▶ ASSIGNMENT:
Your answer must match the records word for word and contain no pictures.

Records from a dataset:
◇ ◇ ◇ ◇

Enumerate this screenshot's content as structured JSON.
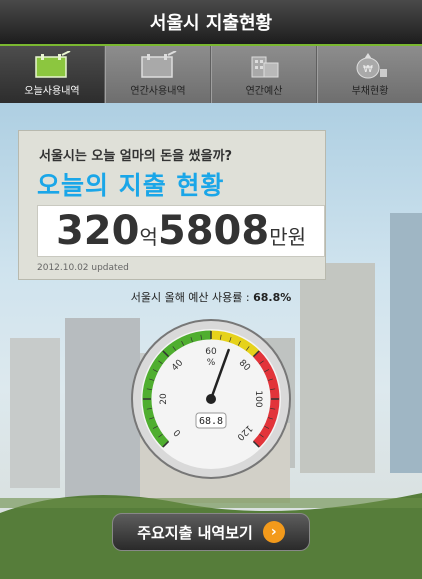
{
  "header": {
    "title": "서울시 지출현황"
  },
  "tabs": [
    {
      "label": "오늘사용내역",
      "icon": "today-calendar-icon",
      "active": true
    },
    {
      "label": "연간사용내역",
      "icon": "year-calendar-icon",
      "active": false
    },
    {
      "label": "연간예산",
      "icon": "budget-building-icon",
      "active": false
    },
    {
      "label": "부채현황",
      "icon": "money-bag-icon",
      "active": false
    }
  ],
  "today_card": {
    "question": "서울시는 오늘 얼마의 돈을 썼을까?",
    "headline": "오늘의 지출 현황",
    "amount_1": "320",
    "unit_1": "억",
    "amount_2": "5808",
    "unit_2": "만원",
    "updated": "2012.10.02 updated"
  },
  "budget_ratio": {
    "label": "서울시 올해 예산 사용률 : ",
    "value": "68.8%"
  },
  "gauge": {
    "value": 68.8,
    "display": "68.8",
    "unit_label": "%",
    "ticks": [
      "0",
      "20",
      "40",
      "60",
      "80",
      "100",
      "120"
    ],
    "colors": {
      "green": "#4fae2f",
      "yellow": "#e6d21a",
      "red": "#e2343a"
    }
  },
  "cta": {
    "label": "주요지출 내역보기",
    "icon": "arrow-right-icon"
  }
}
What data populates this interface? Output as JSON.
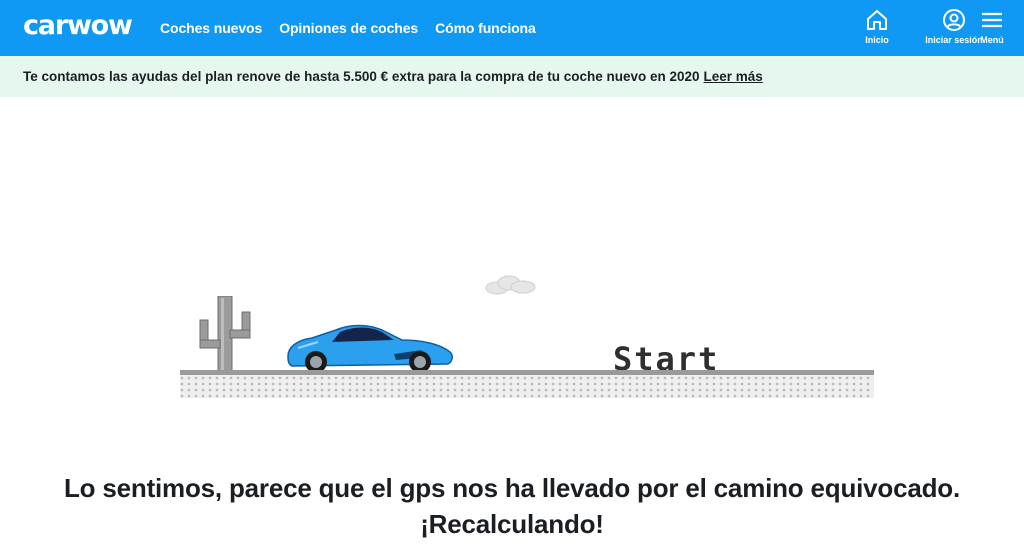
{
  "header": {
    "logo": "carwow",
    "nav": [
      "Coches nuevos",
      "Opiniones de coches",
      "Cómo funciona"
    ],
    "right": {
      "home_label": "Inicio",
      "login_label": "Iniciar sesión",
      "menu_label": "Menú"
    }
  },
  "banner": {
    "text": "Te contamos las ayudas del plan renove de hasta 5.500 € extra para la compra de tu coche nuevo en 2020",
    "link": "Leer más"
  },
  "game": {
    "start_label": "Start"
  },
  "message": {
    "line1": "Lo sentimos, parece que el gps nos ha llevado por el camino equivocado.",
    "line2": "¡Recalculando!"
  },
  "colors": {
    "brand_blue": "#0f99f5",
    "banner_bg": "#e6f7ee",
    "car_blue": "#2aa0ee"
  }
}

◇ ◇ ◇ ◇

▶ TASK ANSWER:
Enumerate this screenshot's content as structured JSON.
{
  "header": {
    "title": "서울시 지출현황"
  },
  "tabs": [
    {
      "label": "오늘사용내역",
      "icon": "today-calendar-icon",
      "active": true
    },
    {
      "label": "연간사용내역",
      "icon": "year-calendar-icon",
      "active": false
    },
    {
      "label": "연간예산",
      "icon": "budget-building-icon",
      "active": false
    },
    {
      "label": "부채현황",
      "icon": "money-bag-icon",
      "active": false
    }
  ],
  "today_card": {
    "question": "서울시는 오늘 얼마의 돈을 썼을까?",
    "headline": "오늘의 지출 현황",
    "amount_1": "320",
    "unit_1": "억",
    "amount_2": "5808",
    "unit_2": "만원",
    "updated": "2012.10.02 updated"
  },
  "budget_ratio": {
    "label": "서울시 올해 예산 사용률 : ",
    "value": "68.8%"
  },
  "gauge": {
    "value": 68.8,
    "display": "68.8",
    "unit_label": "%",
    "ticks": [
      "0",
      "20",
      "40",
      "60",
      "80",
      "100",
      "120"
    ],
    "colors": {
      "green": "#4fae2f",
      "yellow": "#e6d21a",
      "red": "#e2343a"
    }
  },
  "cta": {
    "label": "주요지출 내역보기",
    "icon": "arrow-right-icon"
  }
}
What data populates this interface? Output as JSON.
{
  "header": {
    "logo": "carwow",
    "nav": [
      "Coches nuevos",
      "Opiniones de coches",
      "Cómo funciona"
    ],
    "right": {
      "home_label": "Inicio",
      "login_label": "Iniciar sesión",
      "menu_label": "Menú"
    }
  },
  "banner": {
    "text": "Te contamos las ayudas del plan renove de hasta 5.500 € extra para la compra de tu coche nuevo en 2020",
    "link": "Leer más"
  },
  "game": {
    "start_label": "Start"
  },
  "message": {
    "line1": "Lo sentimos, parece que el gps nos ha llevado por el camino equivocado.",
    "line2": "¡Recalculando!"
  },
  "colors": {
    "brand_blue": "#0f99f5",
    "banner_bg": "#e6f7ee",
    "car_blue": "#2aa0ee"
  }
}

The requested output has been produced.